If you want to make a life-long mark with your brand presence efforts, know this – emotional brand storytelling works.
So how does it actually work? This is due to the fact that the actual services or products we market every so often are – when all’s done and dusted – lifeless. Here at All Good Tales, we encourage brands to create an engaging, emotional PR campaign so as to bring life and soul to the products and thus allow the audience to associate the brand with positive and warm emotions.
PR campaigning today is more than just getting your name out there, or showcasing the amazing services you offer. It’s about strengthening your brand presence through emotional branding. Like mentioned beforehand, services or products that are marketed are hugely lifeless. They’re made of mere materials or ingredients. No matter if you eat Taytos or Keogh’s, you’re munching crisps off an aluminium foil packet. You might prefer Walker’s crisps – but when you open the packet, the same spuds made with pretty much the same ingredients are inside just like as in the Taytos or Keogh’s.
Crisps, buildings, phones. Cars, shops, computers. Apps, games, bicycles.
It’s all just soulless material, isn’t it?
Well, in principle, yes. But it would be misleading to imply that there’s nothing more to it.
Enter Emotional Brand PR Campaigning
Most brands know that their services – in normal circumstances – are time and again almost similar to those offered by their contenders. Nevertheless – and in fact for this very reason – they also know that they need to distinguish themselves in some way, form or fashion.
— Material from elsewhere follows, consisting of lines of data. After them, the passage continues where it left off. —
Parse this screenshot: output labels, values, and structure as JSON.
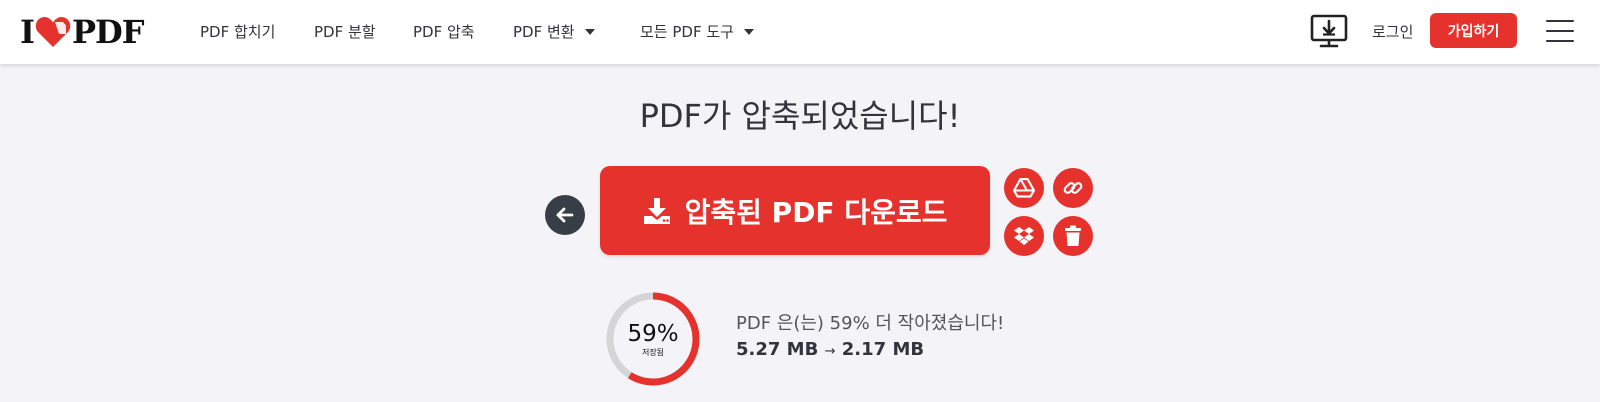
{
  "header": {
    "logo": {
      "left": "I",
      "right": "PDF",
      "heart_color": "#e5322d"
    },
    "nav": [
      {
        "label": "PDF 합치기"
      },
      {
        "label": "PDF 분할"
      },
      {
        "label": "PDF 압축"
      },
      {
        "label": "PDF 변환",
        "dropdown": true
      },
      {
        "label": "모든 PDF 도구",
        "dropdown": true
      }
    ],
    "desktop_app_icon": "monitor-download-icon",
    "login_label": "로그인",
    "signup_label": "가입하기",
    "menu_icon": "hamburger-icon"
  },
  "main": {
    "title": "PDF가 압축되었습니다!",
    "download_label": "압축된 PDF 다운로드",
    "back_icon": "arrow-left-icon",
    "side_actions": [
      {
        "icon": "google-drive-icon"
      },
      {
        "icon": "link-icon"
      },
      {
        "icon": "dropbox-icon"
      },
      {
        "icon": "trash-icon"
      }
    ],
    "result": {
      "percent": "59%",
      "percent_value": 59,
      "saved_label": "저장됨",
      "message": "PDF 은(는) 59% 더 작아졌습니다!",
      "size_before": "5.27 MB",
      "size_after": "2.17 MB"
    }
  },
  "colors": {
    "accent": "#e5322d",
    "text": "#33333b",
    "background": "#f4f3f8",
    "ring_track": "#d5d5d7",
    "back_button": "#383e45"
  }
}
And so it is to brand PR campaign that they turn to do so.
The great ones – and almost consistently the winning ones – employ emotional branding.
The question is, what is emotional branding?
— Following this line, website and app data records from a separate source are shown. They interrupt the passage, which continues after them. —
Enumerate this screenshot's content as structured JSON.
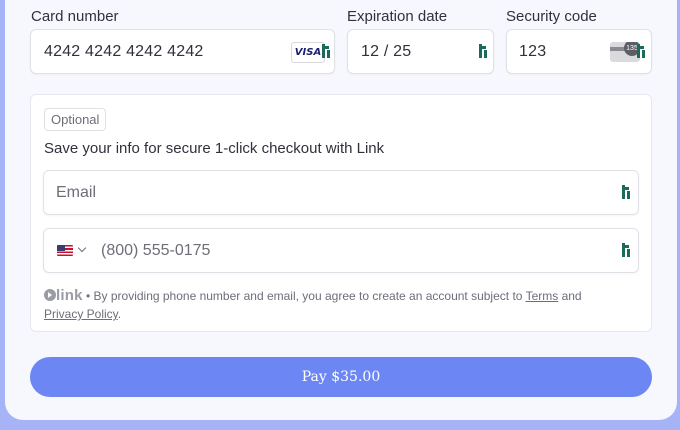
{
  "card_number": {
    "label": "Card number",
    "value": "4242 4242 4242 4242",
    "brand": "VISA"
  },
  "expiration": {
    "label": "Expiration date",
    "value": "12 / 25"
  },
  "security_code": {
    "label": "Security code",
    "value": "123",
    "card_back_digits": "135"
  },
  "link_section": {
    "badge": "Optional",
    "heading": "Save your info for secure 1-click checkout with Link",
    "email_placeholder": "Email",
    "phone_placeholder": "(800) 555-0175",
    "link_word": "link",
    "legal_prefix": " • By providing phone number and email, you agree to create an account subject to ",
    "terms_link": "Terms",
    "legal_and": " and",
    "privacy_link": "Privacy Policy",
    "legal_end": "."
  },
  "pay_button": {
    "label": "Pay $35.00"
  },
  "colors": {
    "accent": "#6c87f3",
    "link_green": "#1a6b5a",
    "visa_blue": "#1a1f71"
  }
}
Well, emotional branding refers to the procedures that smart businesses employ to stimulate and appeal to clients by influencing how they feel about the effectively emotionless products being marketed.
Out of the foil packet, you’ve simply got flakes of potatoes. No matter which you decide to munch, you’re going to end up with pretty much the same results – a flavour of vinegar ‘n salt or cheese ‘n onion on your taste buds.
So – why do you prefer Taytos, Walkers or Keogh’s? Because, somewhere along the line, you’ve been emotionally bound to buy one over the other. They might have been recommended by a friend (trust), you are more familiar with them (more trust) or your taste buds might have been tantalised by the campaign you saw on telly (delight). You might have been convinced that none of the alternatives would get your taste buds excited.
In any of the above examples, you will have been made to feel something about some particular flakes of spuds packaged in an aluminium foil packet. And that’s the power of emotional brand PR campaigning.
Why Storytelling is Vital to Emotional Branding
Ok, so how do we get started building an emotional PR strategy?
The answer is in two words – brand storytelling.
Brand storytelling is a powerful emotional PR technique for the simple reason that stories – almost by definition – are a dramatic means that carry the client through an emotional journey.
Since the emergence of language, storytellers have been perfecting the art of ensnaring their audiences’ undivided attention through the creation and portrayal of captivating narratives. Storytelling connects listeners to the storyteller emotionally. Good stories engage listeners emotionally. Engaged emotions create empathy with the speaker. When all’s said and done, empathy is what brands want to arouse in consumers when they conduct emotional PR campaigns.
Enter Giant Brands and Emotional Brand Stories
The more a business can connect with a client on a personal level, the more affection that client will have to the brand. From a product viewpoint, some of the giant brands in the world like Coca-Cola, Apple and Google, spark an emotional sensation when they are said aloud – mostly positive ones. The important aspect is the feeling they stimulate, so we relate our stories associated with the brands.
Not surprisingly, there has been a noticeable shift in the last several years in branding towards a more connected, warm and personal message. For example, Coca-Cola once tapped into the need to belong in their widespread ‘Share a Coke’ campaign. By marking each coke product with a different name across the whole world, it created a personal emotional connection with the brand. It also created huge publicity for Coke with consumers sharing pictures of their bottles on social media and obviously a witty meme or two.